In college, I worked at a camp in North Carolina each summer, and in between each 2-week session all of the staff gets some time off. In between one of the sessions my friend Justin and I were talking about what we were gonna do that day, and I asked him if one of our other friends was going to join in with us as well. The friend responded to Justin that he wanted to come along, but didn’t want to “have to deal with trying to figure out plans or anything.” I annoyingly responded, “What, does he want the day to be served to him on a silver platter?”
This led me to think about how, in so many ways, we seek after this life that is nicely packaged and well planned. But this is not how life works. There are so many things in our life that we don’t have control over, and most of the time there’s nothing we can do about it. Life keeps us on our toes, constantly teaching us and challenging us to evolve, otherwise, we will become stagnant and uninspired.
We want life to be served to us neatly on a silver platter, but it doesn’t; it more often comes to us in some strange mixture of overflowing beef stew.
Back to that summer. A few weeks after my conversation with Justin, two of my friends from Florida came to visit all of us working at camp, so we all took the day off to go on an adventure and show our friends our favorite spots around the camp. We had this great plan, “We’ll go do this, and then eat here, and then go do this, and then eat here, and have dessert here, and it will be perfect” was essentially what we were saying. We were truly in pursuit of a day neatly served to us on a silver platter.
So all 9 of us set on our day. Our first stop was Catawba Falls. We got there and everything was going as well as it could have, we were having fun and enjoying the beautiful creation that God had blessed us with. We went to check out the top of the Upper Falls, which is around 60 feet high.
The next thing that happened changed everything.
One of our friends slipped into the stream at the top and went over the falls (again, it was 60 feet, and there were about 3 feet of water at the bottom). From there we would experience a complete change in what our plans were. Thankfully our friend is still alive but did suffer severe injuries to both feet and minor injuries to his lower back. It was 4 hours later when he was airlifted to the hospital, where my friends and I spent the rest of the day.
There is still much to be shared from this story, and what I described above is nowhere near a complete retelling. But when I look at this story and see it again in my mind, I see people in pursuit of the silver platter, and in so many ways we got the beef stew. We had all these wonderful plans, but life threw something different at us, and we learned and grew a lot more than we would have if everything went according to plan. You may think that the beef stew is something to avoid or fear, as it contains the unknown and risk of pain. Yet, we learn and grow the most when life is difficult and we are faced with conflict, as we sift through the friction.
It’s rare to grow when everything goes well. Will there be days served on a silver platter? Yes. Will there be days where we are served a heaping bowl of beef stew? Oh, there will be. There is goodness in both. We need both to round ourselves into the people we’re supposed to be. A comfortable and easy life won’t grow you or build your character. Don’t run from your fears or what’s difficult, be fully present in your life, whether it be positive or negative at the time.

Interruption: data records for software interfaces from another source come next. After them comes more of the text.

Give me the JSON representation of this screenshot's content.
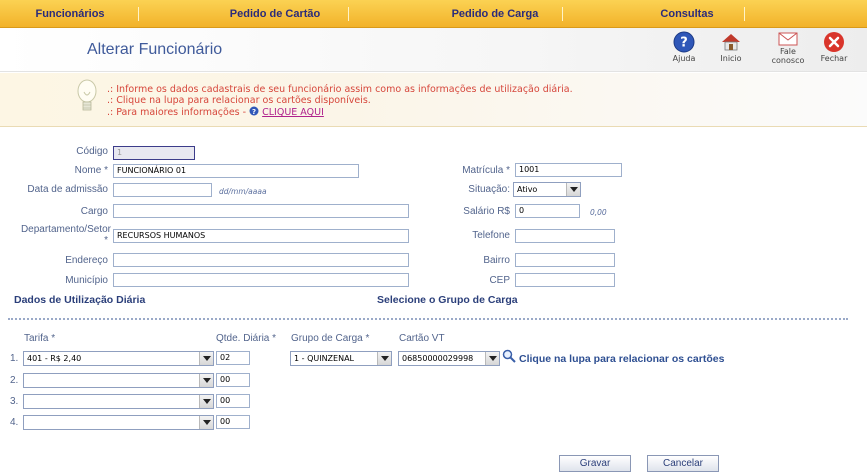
{
  "nav": {
    "items": [
      {
        "label": "Funcionários"
      },
      {
        "label": "Pedido de Cartão"
      },
      {
        "label": "Pedido de Carga"
      },
      {
        "label": "Consultas"
      }
    ]
  },
  "header": {
    "title": "Alterar Funcionário",
    "tools": {
      "help": "Ajuda",
      "home": "Inicio",
      "contact_line1": "Fale",
      "contact_line2": "conosco",
      "close": "Fechar"
    }
  },
  "info": {
    "line1": ".: Informe os dados cadastrais de seu funcionário assim como as informações de utilização diária.",
    "line2": ".: Clique na lupa para relacionar os cartões disponíveis.",
    "line3_prefix": ".: Para maiores informações -",
    "line3_link": "CLIQUE AQUI"
  },
  "form": {
    "codigo": {
      "label": "Código",
      "value": "1"
    },
    "nome": {
      "label": "Nome *",
      "value": "FUNCIONÁRIO 01"
    },
    "data_admissao": {
      "label": "Data de admissão",
      "value": "",
      "hint": "dd/mm/aaaa"
    },
    "cargo": {
      "label": "Cargo",
      "value": ""
    },
    "departamento": {
      "label_line1": "Departamento/Setor",
      "label_line2": "*",
      "value": "RECURSOS HUMANOS"
    },
    "endereco": {
      "label": "Endereço",
      "value": ""
    },
    "municipio": {
      "label": "Município",
      "value": ""
    },
    "matricula": {
      "label": "Matrícula *",
      "value": "1001"
    },
    "situacao": {
      "label": "Situação:",
      "value": "Ativo"
    },
    "salario": {
      "label": "Salário R$",
      "value": "0",
      "display": "0,00"
    },
    "telefone": {
      "label": "Telefone",
      "value": ""
    },
    "bairro": {
      "label": "Bairro",
      "value": ""
    },
    "cep": {
      "label": "CEP",
      "value": ""
    }
  },
  "sections": {
    "utilizacao": "Dados de Utilização Diária",
    "grupo_carga": "Selecione o Grupo de Carga"
  },
  "usage": {
    "headers": {
      "tarifa": "Tarifa *",
      "qtde": "Qtde. Diária *",
      "grupo": "Grupo de Carga *",
      "cartao": "Cartão VT"
    },
    "rows": [
      {
        "num": "1.",
        "tarifa": "401 - R$ 2,40",
        "qtde": "02"
      },
      {
        "num": "2.",
        "tarifa": "",
        "qtde": "00"
      },
      {
        "num": "3.",
        "tarifa": "",
        "qtde": "00"
      },
      {
        "num": "4.",
        "tarifa": "",
        "qtde": "00"
      }
    ],
    "grupo_value": "1 - QUINZENAL",
    "cartao_value": "06850000029998",
    "lupa_text": "Clique na lupa para relacionar os cartões"
  },
  "buttons": {
    "save": "Gravar",
    "cancel": "Cancelar"
  },
  "colors": {
    "nav_bg": "#f2b22a",
    "title": "#3f5a9a",
    "info_text": "#d6463b",
    "label": "#52648c"
  }
}
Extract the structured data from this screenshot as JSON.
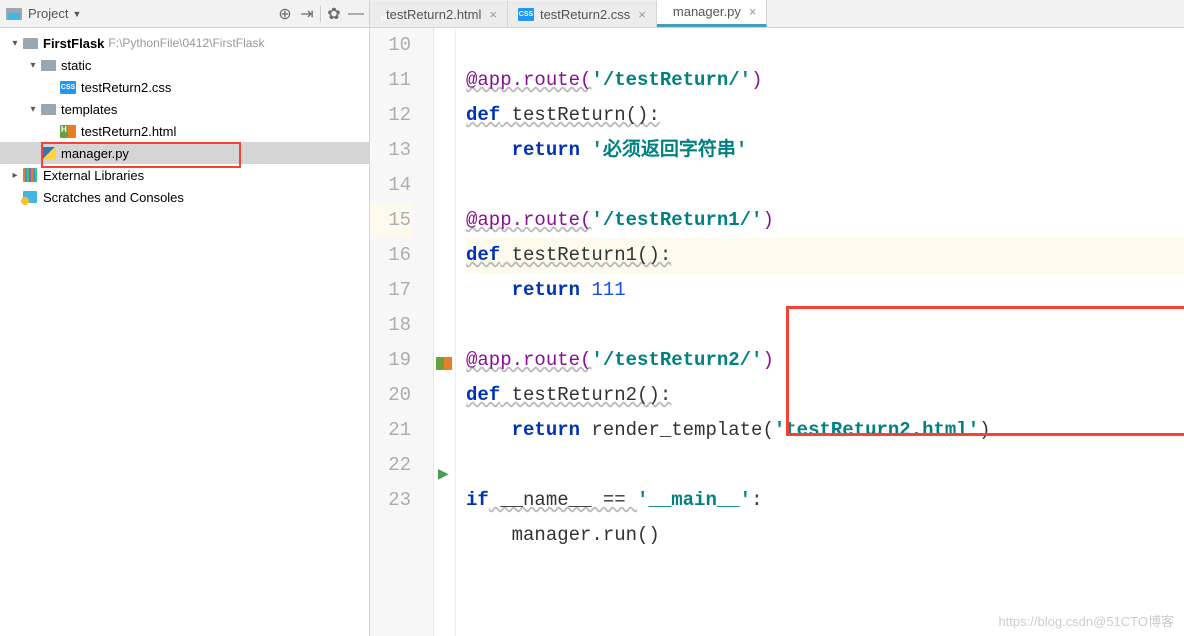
{
  "sidebar": {
    "title": "Project",
    "root": {
      "name": "FirstFlask",
      "path": "F:\\PythonFile\\0412\\FirstFlask"
    },
    "static": {
      "name": "static"
    },
    "static_child": {
      "name": "testReturn2.css"
    },
    "templates": {
      "name": "templates"
    },
    "templates_child": {
      "name": "testReturn2.html"
    },
    "manager": {
      "name": "manager.py"
    },
    "ext_lib": {
      "name": "External Libraries"
    },
    "scratch": {
      "name": "Scratches and Consoles"
    }
  },
  "tabs": [
    {
      "label": "testReturn2.html",
      "type": "html"
    },
    {
      "label": "testReturn2.css",
      "type": "css"
    },
    {
      "label": "manager.py",
      "type": "py",
      "active": true
    }
  ],
  "code": {
    "l10": {
      "a": "@app.route(",
      "b": "'/testReturn/'",
      "c": ")"
    },
    "l11": {
      "a": "def",
      "b": " testReturn():"
    },
    "l12": {
      "a": "return",
      "b": " ",
      "c": "'必须返回字符串'"
    },
    "l14": {
      "a": "@app.route(",
      "b": "'/testReturn1/'",
      "c": ")"
    },
    "l15": {
      "a": "def",
      "b": " testReturn1():"
    },
    "l16": {
      "a": "return",
      "b": " ",
      "c": "111"
    },
    "l18": {
      "a": "@app.route(",
      "b": "'/testReturn2/'",
      "c": ")"
    },
    "l19": {
      "a": "def",
      "b": " testReturn2():"
    },
    "l20": {
      "a": "return",
      "b": " render_template(",
      "c": "'testReturn2.html'",
      "d": ")"
    },
    "l22": {
      "a": "if",
      "b": " __name__ == ",
      "c": "'__main__'",
      "d": ":"
    },
    "l23": {
      "a": "manager.run()"
    }
  },
  "line_numbers": [
    "10",
    "11",
    "12",
    "13",
    "14",
    "15",
    "16",
    "17",
    "18",
    "19",
    "20",
    "21",
    "22",
    "23"
  ],
  "watermark": "https://blog.csdn@51CTO博客"
}
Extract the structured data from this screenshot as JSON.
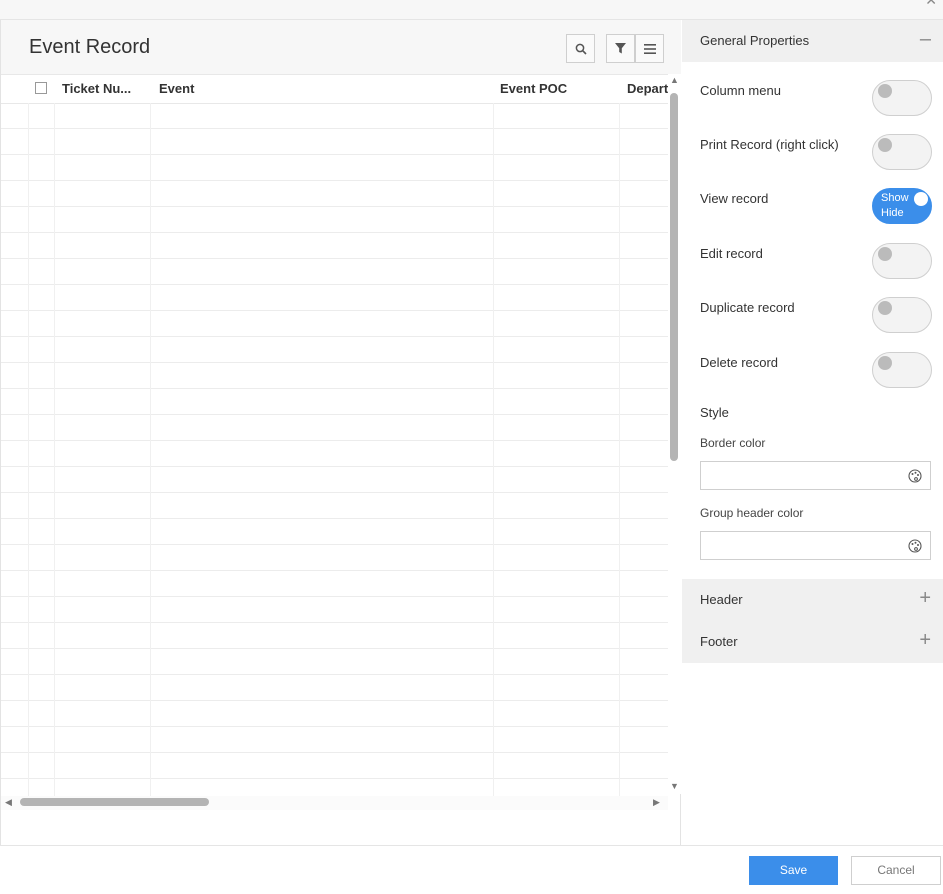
{
  "dialog": {
    "close_icon": "close-icon"
  },
  "grid": {
    "title": "Event Record",
    "columns": [
      "Ticket Nu...",
      "Event",
      "Event POC",
      "Depart"
    ],
    "row_count": 26
  },
  "panel": {
    "general_title": "General Properties",
    "general_sign": "–",
    "props": [
      {
        "label": "Column menu",
        "on": false
      },
      {
        "label": "Print Record (right click)",
        "on": false
      },
      {
        "label": "View record",
        "on": true,
        "on_text_1": "Show",
        "on_text_2": "Hide"
      },
      {
        "label": "Edit record",
        "on": false
      },
      {
        "label": "Duplicate record",
        "on": false
      },
      {
        "label": "Delete record",
        "on": false
      }
    ],
    "style_title": "Style",
    "border_color_label": "Border color",
    "group_header_color_label": "Group header color",
    "header_title": "Header",
    "footer_title": "Footer",
    "plus_sign": "+"
  },
  "footer": {
    "save_label": "Save",
    "cancel_label": "Cancel"
  },
  "colors": {
    "accent": "#3b8eea"
  }
}
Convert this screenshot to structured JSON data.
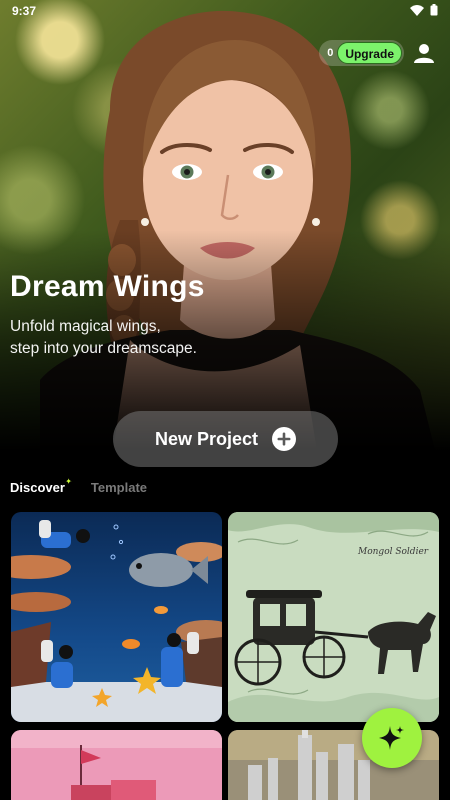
{
  "status_bar": {
    "time": "9:37",
    "icons": [
      "wifi-icon",
      "battery-icon"
    ]
  },
  "header": {
    "credits": "0",
    "upgrade_label": "Upgrade",
    "profile_icon": "person-icon"
  },
  "hero": {
    "title": "Dream Wings",
    "subtitle": "Unfold magical wings,\nstep into your dreamscape."
  },
  "new_project": {
    "label": "New Project",
    "icon": "plus-circle-icon"
  },
  "tabs": [
    {
      "label": "Discover",
      "active": true
    },
    {
      "label": "Template",
      "active": false
    }
  ],
  "grid": {
    "items": [
      {
        "image": "underwater-divers-scene"
      },
      {
        "image": "vintage-horse-carriage-illustration"
      },
      {
        "image": "pink-sailboat-scene"
      },
      {
        "image": "miniature-city-skyline"
      }
    ],
    "text_in_image": "Mongol Soldier"
  },
  "fab": {
    "icon": "sparkle-icon"
  },
  "colors": {
    "accent": "#9ff23f",
    "upgrade": "#7cf36b",
    "background": "#000000"
  }
}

Embrace life fully for what it is, control what you can control, and learn from everything.